-- Action item --
In the response, the entries must appear exactly as supplied.

-- Raw data --

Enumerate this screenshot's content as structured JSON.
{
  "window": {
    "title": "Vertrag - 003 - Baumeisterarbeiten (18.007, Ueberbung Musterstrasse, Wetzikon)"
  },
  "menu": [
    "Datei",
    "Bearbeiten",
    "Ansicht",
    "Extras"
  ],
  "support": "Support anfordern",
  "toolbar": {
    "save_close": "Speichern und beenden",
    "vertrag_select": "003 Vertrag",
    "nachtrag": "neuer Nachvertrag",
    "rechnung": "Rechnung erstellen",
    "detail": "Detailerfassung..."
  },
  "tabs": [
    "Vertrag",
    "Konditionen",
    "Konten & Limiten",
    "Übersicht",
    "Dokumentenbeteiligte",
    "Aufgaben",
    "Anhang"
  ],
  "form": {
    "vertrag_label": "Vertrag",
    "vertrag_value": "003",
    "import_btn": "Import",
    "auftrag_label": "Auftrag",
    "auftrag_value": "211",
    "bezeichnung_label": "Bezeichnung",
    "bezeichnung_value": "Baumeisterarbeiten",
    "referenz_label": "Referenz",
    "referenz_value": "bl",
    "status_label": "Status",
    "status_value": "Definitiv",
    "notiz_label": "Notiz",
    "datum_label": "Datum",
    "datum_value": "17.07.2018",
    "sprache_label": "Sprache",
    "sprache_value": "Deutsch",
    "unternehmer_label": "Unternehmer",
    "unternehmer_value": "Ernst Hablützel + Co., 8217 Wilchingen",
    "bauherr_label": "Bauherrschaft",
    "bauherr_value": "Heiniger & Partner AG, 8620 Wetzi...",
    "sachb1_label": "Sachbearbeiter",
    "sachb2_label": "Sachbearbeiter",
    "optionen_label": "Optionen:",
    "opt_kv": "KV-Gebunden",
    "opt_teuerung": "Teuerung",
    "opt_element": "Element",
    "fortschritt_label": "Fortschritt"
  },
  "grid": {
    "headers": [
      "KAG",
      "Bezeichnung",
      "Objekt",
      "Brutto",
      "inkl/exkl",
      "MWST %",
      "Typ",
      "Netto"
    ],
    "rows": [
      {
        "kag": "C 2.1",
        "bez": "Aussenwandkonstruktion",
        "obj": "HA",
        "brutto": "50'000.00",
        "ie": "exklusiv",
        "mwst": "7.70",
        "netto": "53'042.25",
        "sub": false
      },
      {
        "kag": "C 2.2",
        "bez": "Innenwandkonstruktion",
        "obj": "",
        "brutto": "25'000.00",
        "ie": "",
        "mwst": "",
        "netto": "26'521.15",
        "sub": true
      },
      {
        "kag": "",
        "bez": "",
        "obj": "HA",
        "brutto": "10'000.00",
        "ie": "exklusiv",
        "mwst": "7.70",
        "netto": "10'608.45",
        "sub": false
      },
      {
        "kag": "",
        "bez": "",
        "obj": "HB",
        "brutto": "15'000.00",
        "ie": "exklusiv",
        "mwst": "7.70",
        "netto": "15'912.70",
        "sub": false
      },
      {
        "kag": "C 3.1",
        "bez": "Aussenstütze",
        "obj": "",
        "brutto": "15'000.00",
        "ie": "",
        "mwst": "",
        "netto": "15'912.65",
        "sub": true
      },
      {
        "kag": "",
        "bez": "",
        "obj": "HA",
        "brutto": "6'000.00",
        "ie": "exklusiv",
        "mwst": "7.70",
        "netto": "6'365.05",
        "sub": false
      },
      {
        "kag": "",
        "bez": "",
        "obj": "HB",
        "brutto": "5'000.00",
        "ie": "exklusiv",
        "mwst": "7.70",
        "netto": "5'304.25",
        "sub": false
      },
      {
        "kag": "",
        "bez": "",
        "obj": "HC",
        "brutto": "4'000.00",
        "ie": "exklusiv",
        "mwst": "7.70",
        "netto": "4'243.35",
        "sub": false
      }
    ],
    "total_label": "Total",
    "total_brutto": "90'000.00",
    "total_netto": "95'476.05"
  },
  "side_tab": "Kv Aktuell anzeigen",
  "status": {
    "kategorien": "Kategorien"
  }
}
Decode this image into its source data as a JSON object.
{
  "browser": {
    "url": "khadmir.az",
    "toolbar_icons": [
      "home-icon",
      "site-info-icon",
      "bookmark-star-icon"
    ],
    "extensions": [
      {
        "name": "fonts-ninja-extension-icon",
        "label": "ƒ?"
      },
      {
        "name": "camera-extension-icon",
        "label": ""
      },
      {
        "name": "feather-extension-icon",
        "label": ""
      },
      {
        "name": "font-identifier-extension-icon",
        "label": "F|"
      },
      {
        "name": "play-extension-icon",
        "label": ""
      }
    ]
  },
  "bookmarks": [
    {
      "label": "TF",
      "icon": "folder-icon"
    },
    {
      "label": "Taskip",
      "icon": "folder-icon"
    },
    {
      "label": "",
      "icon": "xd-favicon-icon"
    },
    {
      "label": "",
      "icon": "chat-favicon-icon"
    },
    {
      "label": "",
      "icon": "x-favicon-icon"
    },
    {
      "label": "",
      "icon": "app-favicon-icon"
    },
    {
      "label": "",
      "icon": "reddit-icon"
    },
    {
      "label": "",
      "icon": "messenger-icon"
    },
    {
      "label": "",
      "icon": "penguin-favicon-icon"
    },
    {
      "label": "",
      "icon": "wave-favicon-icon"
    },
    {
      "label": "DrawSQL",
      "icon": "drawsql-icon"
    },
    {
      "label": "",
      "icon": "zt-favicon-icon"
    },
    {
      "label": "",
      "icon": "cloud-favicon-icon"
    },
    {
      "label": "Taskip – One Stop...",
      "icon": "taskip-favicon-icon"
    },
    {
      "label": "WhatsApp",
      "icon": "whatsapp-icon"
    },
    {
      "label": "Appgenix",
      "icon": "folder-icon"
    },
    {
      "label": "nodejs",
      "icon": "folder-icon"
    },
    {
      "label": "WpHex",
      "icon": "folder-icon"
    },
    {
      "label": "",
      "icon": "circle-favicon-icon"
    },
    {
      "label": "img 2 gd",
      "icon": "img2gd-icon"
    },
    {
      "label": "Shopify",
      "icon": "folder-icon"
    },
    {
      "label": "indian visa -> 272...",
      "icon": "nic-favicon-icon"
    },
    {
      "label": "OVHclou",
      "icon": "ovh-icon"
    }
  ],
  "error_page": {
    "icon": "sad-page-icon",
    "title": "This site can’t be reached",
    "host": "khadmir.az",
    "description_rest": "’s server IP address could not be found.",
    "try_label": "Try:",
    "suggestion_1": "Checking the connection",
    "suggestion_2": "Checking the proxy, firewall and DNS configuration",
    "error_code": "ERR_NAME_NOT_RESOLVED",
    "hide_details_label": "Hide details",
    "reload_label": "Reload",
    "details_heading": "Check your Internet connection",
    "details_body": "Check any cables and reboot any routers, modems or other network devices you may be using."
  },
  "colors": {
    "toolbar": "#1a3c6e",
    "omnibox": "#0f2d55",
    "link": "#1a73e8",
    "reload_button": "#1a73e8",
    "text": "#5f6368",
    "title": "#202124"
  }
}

-- Answer section --
Enumerate this screenshot's content as structured JSON.
{
  "window": {
    "title": "Vertrag - 003 - Baumeisterarbeiten (18.007, Ueberbung Musterstrasse, Wetzikon)"
  },
  "menu": [
    "Datei",
    "Bearbeiten",
    "Ansicht",
    "Extras"
  ],
  "support": "Support anfordern",
  "toolbar": {
    "save_close": "Speichern und beenden",
    "vertrag_select": "003 Vertrag",
    "nachtrag": "neuer Nachvertrag",
    "rechnung": "Rechnung erstellen",
    "detail": "Detailerfassung..."
  },
  "tabs": [
    "Vertrag",
    "Konditionen",
    "Konten & Limiten",
    "Übersicht",
    "Dokumentenbeteiligte",
    "Aufgaben",
    "Anhang"
  ],
  "form": {
    "vertrag_label": "Vertrag",
    "vertrag_value": "003",
    "import_btn": "Import",
    "auftrag_label": "Auftrag",
    "auftrag_value": "211",
    "bezeichnung_label": "Bezeichnung",
    "bezeichnung_value": "Baumeisterarbeiten",
    "referenz_label": "Referenz",
    "referenz_value": "bl",
    "status_label": "Status",
    "status_value": "Definitiv",
    "notiz_label": "Notiz",
    "datum_label": "Datum",
    "datum_value": "17.07.2018",
    "sprache_label": "Sprache",
    "sprache_value": "Deutsch",
    "unternehmer_label": "Unternehmer",
    "unternehmer_value": "Ernst Hablützel + Co., 8217 Wilchingen",
    "bauherr_label": "Bauherrschaft",
    "bauherr_value": "Heiniger & Partner AG, 8620 Wetzi...",
    "sachb1_label": "Sachbearbeiter",
    "sachb2_label": "Sachbearbeiter",
    "optionen_label": "Optionen:",
    "opt_kv": "KV-Gebunden",
    "opt_teuerung": "Teuerung",
    "opt_element": "Element",
    "fortschritt_label": "Fortschritt"
  },
  "grid": {
    "headers": [
      "KAG",
      "Bezeichnung",
      "Objekt",
      "Brutto",
      "inkl/exkl",
      "MWST %",
      "Typ",
      "Netto"
    ],
    "rows": [
      {
        "kag": "C 2.1",
        "bez": "Aussenwandkonstruktion",
        "obj": "HA",
        "brutto": "50'000.00",
        "ie": "exklusiv",
        "mwst": "7.70",
        "netto": "53'042.25",
        "sub": false
      },
      {
        "kag": "C 2.2",
        "bez": "Innenwandkonstruktion",
        "obj": "",
        "brutto": "25'000.00",
        "ie": "",
        "mwst": "",
        "netto": "26'521.15",
        "sub": true
      },
      {
        "kag": "",
        "bez": "",
        "obj": "HA",
        "brutto": "10'000.00",
        "ie": "exklusiv",
        "mwst": "7.70",
        "netto": "10'608.45",
        "sub": false
      },
      {
        "kag": "",
        "bez": "",
        "obj": "HB",
        "brutto": "15'000.00",
        "ie": "exklusiv",
        "mwst": "7.70",
        "netto": "15'912.70",
        "sub": false
      },
      {
        "kag": "C 3.1",
        "bez": "Aussenstütze",
        "obj": "",
        "brutto": "15'000.00",
        "ie": "",
        "mwst": "",
        "netto": "15'912.65",
        "sub": true
      },
      {
        "kag": "",
        "bez": "",
        "obj": "HA",
        "brutto": "6'000.00",
        "ie": "exklusiv",
        "mwst": "7.70",
        "netto": "6'365.05",
        "sub": false
      },
      {
        "kag": "",
        "bez": "",
        "obj": "HB",
        "brutto": "5'000.00",
        "ie": "exklusiv",
        "mwst": "7.70",
        "netto": "5'304.25",
        "sub": false
      },
      {
        "kag": "",
        "bez": "",
        "obj": "HC",
        "brutto": "4'000.00",
        "ie": "exklusiv",
        "mwst": "7.70",
        "netto": "4'243.35",
        "sub": false
      }
    ],
    "total_label": "Total",
    "total_brutto": "90'000.00",
    "total_netto": "95'476.05"
  },
  "side_tab": "Kv Aktuell anzeigen",
  "status": {
    "kategorien": "Kategorien"
  }
}
Decode this image into its source data as a JSON object.
{
  "browser": {
    "url": "khadmir.az",
    "toolbar_icons": [
      "home-icon",
      "site-info-icon",
      "bookmark-star-icon"
    ],
    "extensions": [
      {
        "name": "fonts-ninja-extension-icon",
        "label": "ƒ?"
      },
      {
        "name": "camera-extension-icon",
        "label": ""
      },
      {
        "name": "feather-extension-icon",
        "label": ""
      },
      {
        "name": "font-identifier-extension-icon",
        "label": "F|"
      },
      {
        "name": "play-extension-icon",
        "label": ""
      }
    ]
  },
  "bookmarks": [
    {
      "label": "TF",
      "icon": "folder-icon"
    },
    {
      "label": "Taskip",
      "icon": "folder-icon"
    },
    {
      "label": "",
      "icon": "xd-favicon-icon"
    },
    {
      "label": "",
      "icon": "chat-favicon-icon"
    },
    {
      "label": "",
      "icon": "x-favicon-icon"
    },
    {
      "label": "",
      "icon": "app-favicon-icon"
    },
    {
      "label": "",
      "icon": "reddit-icon"
    },
    {
      "label": "",
      "icon": "messenger-icon"
    },
    {
      "label": "",
      "icon": "penguin-favicon-icon"
    },
    {
      "label": "",
      "icon": "wave-favicon-icon"
    },
    {
      "label": "DrawSQL",
      "icon": "drawsql-icon"
    },
    {
      "label": "",
      "icon": "zt-favicon-icon"
    },
    {
      "label": "",
      "icon": "cloud-favicon-icon"
    },
    {
      "label": "Taskip – One Stop...",
      "icon": "taskip-favicon-icon"
    },
    {
      "label": "WhatsApp",
      "icon": "whatsapp-icon"
    },
    {
      "label": "Appgenix",
      "icon": "folder-icon"
    },
    {
      "label": "nodejs",
      "icon": "folder-icon"
    },
    {
      "label": "WpHex",
      "icon": "folder-icon"
    },
    {
      "label": "",
      "icon": "circle-favicon-icon"
    },
    {
      "label": "img 2 gd",
      "icon": "img2gd-icon"
    },
    {
      "label": "Shopify",
      "icon": "folder-icon"
    },
    {
      "label": "indian visa -> 272...",
      "icon": "nic-favicon-icon"
    },
    {
      "label": "OVHclou",
      "icon": "ovh-icon"
    }
  ],
  "error_page": {
    "icon": "sad-page-icon",
    "title": "This site can’t be reached",
    "host": "khadmir.az",
    "description_rest": "’s server IP address could not be found.",
    "try_label": "Try:",
    "suggestion_1": "Checking the connection",
    "suggestion_2": "Checking the proxy, firewall and DNS configuration",
    "error_code": "ERR_NAME_NOT_RESOLVED",
    "hide_details_label": "Hide details",
    "reload_label": "Reload",
    "details_heading": "Check your Internet connection",
    "details_body": "Check any cables and reboot any routers, modems or other network devices you may be using."
  },
  "colors": {
    "toolbar": "#1a3c6e",
    "omnibox": "#0f2d55",
    "link": "#1a73e8",
    "reload_button": "#1a73e8",
    "text": "#5f6368",
    "title": "#202124"
  }
}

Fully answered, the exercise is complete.